#### Your instructions:
All of the data must be printed exactly; please include every line.

#### Supplied material:
--- START ---
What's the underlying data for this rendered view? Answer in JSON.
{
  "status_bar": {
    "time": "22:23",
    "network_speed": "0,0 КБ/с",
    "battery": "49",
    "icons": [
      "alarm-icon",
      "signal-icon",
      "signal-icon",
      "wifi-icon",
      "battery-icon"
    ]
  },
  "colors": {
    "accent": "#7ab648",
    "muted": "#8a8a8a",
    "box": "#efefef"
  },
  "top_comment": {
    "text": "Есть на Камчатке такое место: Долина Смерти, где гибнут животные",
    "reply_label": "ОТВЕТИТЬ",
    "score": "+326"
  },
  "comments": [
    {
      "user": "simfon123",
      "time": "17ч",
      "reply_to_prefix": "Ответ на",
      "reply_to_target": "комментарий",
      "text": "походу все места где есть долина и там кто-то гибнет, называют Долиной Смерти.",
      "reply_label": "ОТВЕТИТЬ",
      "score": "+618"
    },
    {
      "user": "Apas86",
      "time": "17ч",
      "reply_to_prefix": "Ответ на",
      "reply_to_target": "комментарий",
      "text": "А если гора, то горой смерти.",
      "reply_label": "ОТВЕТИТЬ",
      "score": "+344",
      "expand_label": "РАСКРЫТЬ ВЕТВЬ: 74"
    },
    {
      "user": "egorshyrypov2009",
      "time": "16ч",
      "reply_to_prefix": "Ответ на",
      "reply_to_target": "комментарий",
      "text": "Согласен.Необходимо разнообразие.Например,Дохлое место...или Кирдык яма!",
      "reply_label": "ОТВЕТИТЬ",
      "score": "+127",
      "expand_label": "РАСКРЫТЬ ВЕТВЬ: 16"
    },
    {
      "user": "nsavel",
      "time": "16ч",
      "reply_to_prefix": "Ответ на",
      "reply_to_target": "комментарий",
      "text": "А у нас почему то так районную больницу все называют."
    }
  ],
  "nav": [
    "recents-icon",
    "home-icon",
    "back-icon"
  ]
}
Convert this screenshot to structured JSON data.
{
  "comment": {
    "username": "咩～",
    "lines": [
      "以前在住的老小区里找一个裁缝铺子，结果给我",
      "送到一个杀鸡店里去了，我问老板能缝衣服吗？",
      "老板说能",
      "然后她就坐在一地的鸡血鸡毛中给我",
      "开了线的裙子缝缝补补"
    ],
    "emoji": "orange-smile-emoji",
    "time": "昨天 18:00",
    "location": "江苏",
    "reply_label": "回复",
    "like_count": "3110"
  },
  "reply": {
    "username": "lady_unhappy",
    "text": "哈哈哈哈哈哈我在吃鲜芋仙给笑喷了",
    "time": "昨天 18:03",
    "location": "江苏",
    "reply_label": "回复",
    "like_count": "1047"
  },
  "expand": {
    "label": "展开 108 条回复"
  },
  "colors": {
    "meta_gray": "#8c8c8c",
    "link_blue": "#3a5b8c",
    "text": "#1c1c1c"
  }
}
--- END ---
#### Written answer:
What's the underlying data for this rendered view? Answer in JSON.
{
  "status_bar": {
    "time": "22:23",
    "network_speed": "0,0 КБ/с",
    "battery": "49",
    "icons": [
      "alarm-icon",
      "signal-icon",
      "signal-icon",
      "wifi-icon",
      "battery-icon"
    ]
  },
  "colors": {
    "accent": "#7ab648",
    "muted": "#8a8a8a",
    "box": "#efefef"
  },
  "top_comment": {
    "text": "Есть на Камчатке такое место: Долина Смерти, где гибнут животные",
    "reply_label": "ОТВЕТИТЬ",
    "score": "+326"
  },
  "comments": [
    {
      "user": "simfon123",
      "time": "17ч",
      "reply_to_prefix": "Ответ на",
      "reply_to_target": "комментарий",
      "text": "походу все места где есть долина и там кто-то гибнет, называют Долиной Смерти.",
      "reply_label": "ОТВЕТИТЬ",
      "score": "+618"
    },
    {
      "user": "Apas86",
      "time": "17ч",
      "reply_to_prefix": "Ответ на",
      "reply_to_target": "комментарий",
      "text": "А если гора, то горой смерти.",
      "reply_label": "ОТВЕТИТЬ",
      "score": "+344",
      "expand_label": "РАСКРЫТЬ ВЕТВЬ: 74"
    },
    {
      "user": "egorshyrypov2009",
      "time": "16ч",
      "reply_to_prefix": "Ответ на",
      "reply_to_target": "комментарий",
      "text": "Согласен.Необходимо разнообразие.Например,Дохлое место...или Кирдык яма!",
      "reply_label": "ОТВЕТИТЬ",
      "score": "+127",
      "expand_label": "РАСКРЫТЬ ВЕТВЬ: 16"
    },
    {
      "user": "nsavel",
      "time": "16ч",
      "reply_to_prefix": "Ответ на",
      "reply_to_target": "комментарий",
      "text": "А у нас почему то так районную больницу все называют."
    }
  ],
  "nav": [
    "recents-icon",
    "home-icon",
    "back-icon"
  ]
}
Convert this screenshot to structured JSON data.
{
  "comment": {
    "username": "咩～",
    "lines": [
      "以前在住的老小区里找一个裁缝铺子，结果给我",
      "送到一个杀鸡店里去了，我问老板能缝衣服吗？",
      "老板说能",
      "然后她就坐在一地的鸡血鸡毛中给我",
      "开了线的裙子缝缝补补"
    ],
    "emoji": "orange-smile-emoji",
    "time": "昨天 18:00",
    "location": "江苏",
    "reply_label": "回复",
    "like_count": "3110"
  },
  "reply": {
    "username": "lady_unhappy",
    "text": "哈哈哈哈哈哈我在吃鲜芋仙给笑喷了",
    "time": "昨天 18:03",
    "location": "江苏",
    "reply_label": "回复",
    "like_count": "1047"
  },
  "expand": {
    "label": "展开 108 条回复"
  },
  "colors": {
    "meta_gray": "#8c8c8c",
    "link_blue": "#3a5b8c",
    "text": "#1c1c1c"
  }
}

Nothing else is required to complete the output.